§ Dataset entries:
▬▬▬▬▬▬▬▬▬▬

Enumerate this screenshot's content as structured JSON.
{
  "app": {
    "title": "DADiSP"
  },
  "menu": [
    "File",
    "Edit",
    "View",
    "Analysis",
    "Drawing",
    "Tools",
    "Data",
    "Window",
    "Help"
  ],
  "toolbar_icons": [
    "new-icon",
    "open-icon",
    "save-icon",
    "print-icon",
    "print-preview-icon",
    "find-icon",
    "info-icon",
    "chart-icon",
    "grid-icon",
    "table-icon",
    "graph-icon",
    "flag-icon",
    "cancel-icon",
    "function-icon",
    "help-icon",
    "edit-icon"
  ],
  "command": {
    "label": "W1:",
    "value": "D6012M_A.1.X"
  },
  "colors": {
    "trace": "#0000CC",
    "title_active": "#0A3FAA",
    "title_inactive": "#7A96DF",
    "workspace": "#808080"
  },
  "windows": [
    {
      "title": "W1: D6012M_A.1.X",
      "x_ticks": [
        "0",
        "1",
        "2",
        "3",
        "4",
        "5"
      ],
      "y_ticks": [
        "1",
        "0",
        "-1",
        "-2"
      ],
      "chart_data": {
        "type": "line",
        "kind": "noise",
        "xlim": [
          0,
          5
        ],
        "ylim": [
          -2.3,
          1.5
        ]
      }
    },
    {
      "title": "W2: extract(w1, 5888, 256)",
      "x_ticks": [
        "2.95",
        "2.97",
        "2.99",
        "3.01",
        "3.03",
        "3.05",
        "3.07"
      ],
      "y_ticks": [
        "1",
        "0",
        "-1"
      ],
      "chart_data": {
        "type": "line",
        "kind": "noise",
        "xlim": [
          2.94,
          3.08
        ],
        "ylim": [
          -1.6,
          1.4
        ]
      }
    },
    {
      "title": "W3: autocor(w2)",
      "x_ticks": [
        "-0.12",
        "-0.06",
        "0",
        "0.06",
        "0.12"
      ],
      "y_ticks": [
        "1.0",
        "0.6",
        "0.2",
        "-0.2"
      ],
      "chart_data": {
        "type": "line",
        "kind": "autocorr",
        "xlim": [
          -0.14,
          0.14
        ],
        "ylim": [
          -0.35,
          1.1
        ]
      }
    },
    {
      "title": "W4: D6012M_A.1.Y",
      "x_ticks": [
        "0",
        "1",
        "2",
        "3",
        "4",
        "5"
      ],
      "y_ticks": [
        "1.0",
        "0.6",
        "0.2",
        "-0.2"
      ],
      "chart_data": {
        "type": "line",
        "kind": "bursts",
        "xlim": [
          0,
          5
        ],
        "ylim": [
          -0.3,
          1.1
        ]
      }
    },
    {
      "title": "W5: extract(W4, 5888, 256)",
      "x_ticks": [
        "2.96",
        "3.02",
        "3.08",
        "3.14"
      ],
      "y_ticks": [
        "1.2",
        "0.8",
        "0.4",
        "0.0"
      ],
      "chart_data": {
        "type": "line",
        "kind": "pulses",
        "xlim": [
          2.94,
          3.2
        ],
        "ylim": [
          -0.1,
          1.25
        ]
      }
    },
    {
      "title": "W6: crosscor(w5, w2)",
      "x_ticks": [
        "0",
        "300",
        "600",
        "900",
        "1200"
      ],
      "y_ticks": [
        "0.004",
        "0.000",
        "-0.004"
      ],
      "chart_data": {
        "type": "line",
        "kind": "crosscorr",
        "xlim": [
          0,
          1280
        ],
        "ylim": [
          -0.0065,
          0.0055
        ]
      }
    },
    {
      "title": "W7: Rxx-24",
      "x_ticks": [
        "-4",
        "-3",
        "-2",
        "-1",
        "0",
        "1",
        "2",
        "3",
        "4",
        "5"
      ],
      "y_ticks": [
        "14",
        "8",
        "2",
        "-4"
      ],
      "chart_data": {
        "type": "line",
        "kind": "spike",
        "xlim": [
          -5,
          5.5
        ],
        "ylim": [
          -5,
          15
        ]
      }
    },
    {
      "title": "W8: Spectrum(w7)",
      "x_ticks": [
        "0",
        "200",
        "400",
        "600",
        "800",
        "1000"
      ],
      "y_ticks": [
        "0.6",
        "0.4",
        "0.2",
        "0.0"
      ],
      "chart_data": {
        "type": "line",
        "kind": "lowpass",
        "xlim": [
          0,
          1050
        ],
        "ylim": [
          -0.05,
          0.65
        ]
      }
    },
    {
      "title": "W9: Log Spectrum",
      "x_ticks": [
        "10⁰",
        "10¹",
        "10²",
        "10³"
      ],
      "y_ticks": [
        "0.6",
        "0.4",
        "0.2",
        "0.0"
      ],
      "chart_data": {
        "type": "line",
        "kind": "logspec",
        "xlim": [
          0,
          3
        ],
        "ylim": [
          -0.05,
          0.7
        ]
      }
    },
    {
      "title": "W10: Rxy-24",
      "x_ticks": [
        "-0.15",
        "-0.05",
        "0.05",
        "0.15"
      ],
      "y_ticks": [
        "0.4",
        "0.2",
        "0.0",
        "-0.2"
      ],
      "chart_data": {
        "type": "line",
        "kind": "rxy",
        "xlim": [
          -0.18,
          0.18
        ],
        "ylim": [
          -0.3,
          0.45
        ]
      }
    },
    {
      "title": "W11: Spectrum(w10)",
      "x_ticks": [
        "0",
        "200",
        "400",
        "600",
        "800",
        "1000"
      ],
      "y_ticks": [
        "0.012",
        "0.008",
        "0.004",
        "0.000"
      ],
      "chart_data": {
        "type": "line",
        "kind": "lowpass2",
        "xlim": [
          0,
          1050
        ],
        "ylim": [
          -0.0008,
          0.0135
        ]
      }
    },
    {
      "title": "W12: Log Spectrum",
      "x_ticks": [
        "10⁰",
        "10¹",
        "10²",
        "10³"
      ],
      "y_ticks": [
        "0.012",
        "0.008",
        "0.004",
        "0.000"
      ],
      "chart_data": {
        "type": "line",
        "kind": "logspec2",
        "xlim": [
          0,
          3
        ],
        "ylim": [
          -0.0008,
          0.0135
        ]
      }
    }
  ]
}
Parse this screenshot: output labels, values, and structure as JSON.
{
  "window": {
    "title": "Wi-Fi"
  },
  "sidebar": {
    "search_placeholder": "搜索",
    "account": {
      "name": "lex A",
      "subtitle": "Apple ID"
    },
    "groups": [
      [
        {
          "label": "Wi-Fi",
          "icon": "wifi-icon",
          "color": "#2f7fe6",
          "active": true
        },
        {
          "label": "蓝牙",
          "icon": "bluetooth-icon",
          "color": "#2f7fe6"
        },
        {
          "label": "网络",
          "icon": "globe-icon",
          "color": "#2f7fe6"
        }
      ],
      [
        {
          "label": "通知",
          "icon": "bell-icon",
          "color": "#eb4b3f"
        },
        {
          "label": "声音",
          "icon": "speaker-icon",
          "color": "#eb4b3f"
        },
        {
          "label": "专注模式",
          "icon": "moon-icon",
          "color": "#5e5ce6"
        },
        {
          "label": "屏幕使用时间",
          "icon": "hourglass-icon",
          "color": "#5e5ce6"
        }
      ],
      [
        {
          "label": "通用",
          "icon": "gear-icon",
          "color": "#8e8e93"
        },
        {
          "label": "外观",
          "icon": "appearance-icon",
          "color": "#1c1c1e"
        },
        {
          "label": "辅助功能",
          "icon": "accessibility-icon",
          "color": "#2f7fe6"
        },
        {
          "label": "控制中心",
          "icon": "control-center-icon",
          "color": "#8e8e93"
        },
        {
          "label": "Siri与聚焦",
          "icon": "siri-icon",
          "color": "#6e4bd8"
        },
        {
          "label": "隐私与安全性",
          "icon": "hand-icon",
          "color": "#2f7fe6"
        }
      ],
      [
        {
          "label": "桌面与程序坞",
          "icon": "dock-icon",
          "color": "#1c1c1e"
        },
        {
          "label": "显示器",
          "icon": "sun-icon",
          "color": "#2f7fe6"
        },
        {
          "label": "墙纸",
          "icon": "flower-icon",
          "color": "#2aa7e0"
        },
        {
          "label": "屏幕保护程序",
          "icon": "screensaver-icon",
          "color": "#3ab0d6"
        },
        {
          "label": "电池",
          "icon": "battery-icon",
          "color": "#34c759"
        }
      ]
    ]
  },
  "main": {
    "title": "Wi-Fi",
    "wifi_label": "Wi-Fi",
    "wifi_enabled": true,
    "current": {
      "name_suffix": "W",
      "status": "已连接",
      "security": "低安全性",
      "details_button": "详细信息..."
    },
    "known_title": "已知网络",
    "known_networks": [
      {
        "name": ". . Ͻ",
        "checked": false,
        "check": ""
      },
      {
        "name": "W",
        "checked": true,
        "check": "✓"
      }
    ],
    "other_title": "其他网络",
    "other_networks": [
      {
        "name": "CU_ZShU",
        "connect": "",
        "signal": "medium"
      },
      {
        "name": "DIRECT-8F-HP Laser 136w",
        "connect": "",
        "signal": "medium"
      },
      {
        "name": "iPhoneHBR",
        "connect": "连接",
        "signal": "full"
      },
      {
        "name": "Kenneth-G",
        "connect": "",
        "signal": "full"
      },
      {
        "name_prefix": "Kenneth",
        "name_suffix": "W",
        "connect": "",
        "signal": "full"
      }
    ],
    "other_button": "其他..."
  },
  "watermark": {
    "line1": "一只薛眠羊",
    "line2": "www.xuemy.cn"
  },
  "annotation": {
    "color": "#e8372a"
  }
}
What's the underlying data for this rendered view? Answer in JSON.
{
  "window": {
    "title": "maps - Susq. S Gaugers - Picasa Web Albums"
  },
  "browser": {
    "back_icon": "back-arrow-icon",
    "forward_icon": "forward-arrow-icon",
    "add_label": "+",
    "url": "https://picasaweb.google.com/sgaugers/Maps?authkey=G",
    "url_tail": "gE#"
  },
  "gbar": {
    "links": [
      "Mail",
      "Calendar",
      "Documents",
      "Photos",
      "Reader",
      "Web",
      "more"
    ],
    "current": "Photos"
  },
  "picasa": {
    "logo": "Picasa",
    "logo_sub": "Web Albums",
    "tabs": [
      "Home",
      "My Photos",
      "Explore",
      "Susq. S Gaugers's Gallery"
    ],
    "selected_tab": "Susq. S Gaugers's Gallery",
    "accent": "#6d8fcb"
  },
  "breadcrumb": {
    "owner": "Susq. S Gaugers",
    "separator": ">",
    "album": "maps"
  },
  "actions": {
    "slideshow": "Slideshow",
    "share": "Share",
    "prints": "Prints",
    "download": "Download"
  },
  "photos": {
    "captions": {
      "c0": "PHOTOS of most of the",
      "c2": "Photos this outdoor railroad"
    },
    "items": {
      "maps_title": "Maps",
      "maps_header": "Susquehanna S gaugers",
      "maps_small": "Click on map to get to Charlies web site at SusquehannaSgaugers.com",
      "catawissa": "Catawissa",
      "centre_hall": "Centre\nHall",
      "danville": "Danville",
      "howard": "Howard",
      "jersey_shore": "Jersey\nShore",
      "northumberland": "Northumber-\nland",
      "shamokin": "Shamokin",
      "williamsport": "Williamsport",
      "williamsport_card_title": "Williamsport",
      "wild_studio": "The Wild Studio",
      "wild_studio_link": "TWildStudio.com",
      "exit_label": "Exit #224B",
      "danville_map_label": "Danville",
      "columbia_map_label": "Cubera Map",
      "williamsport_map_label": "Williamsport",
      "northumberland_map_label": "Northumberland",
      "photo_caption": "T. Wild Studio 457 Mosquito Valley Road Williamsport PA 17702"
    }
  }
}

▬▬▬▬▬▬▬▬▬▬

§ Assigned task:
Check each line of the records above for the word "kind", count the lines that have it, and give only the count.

§ Exercise response:
12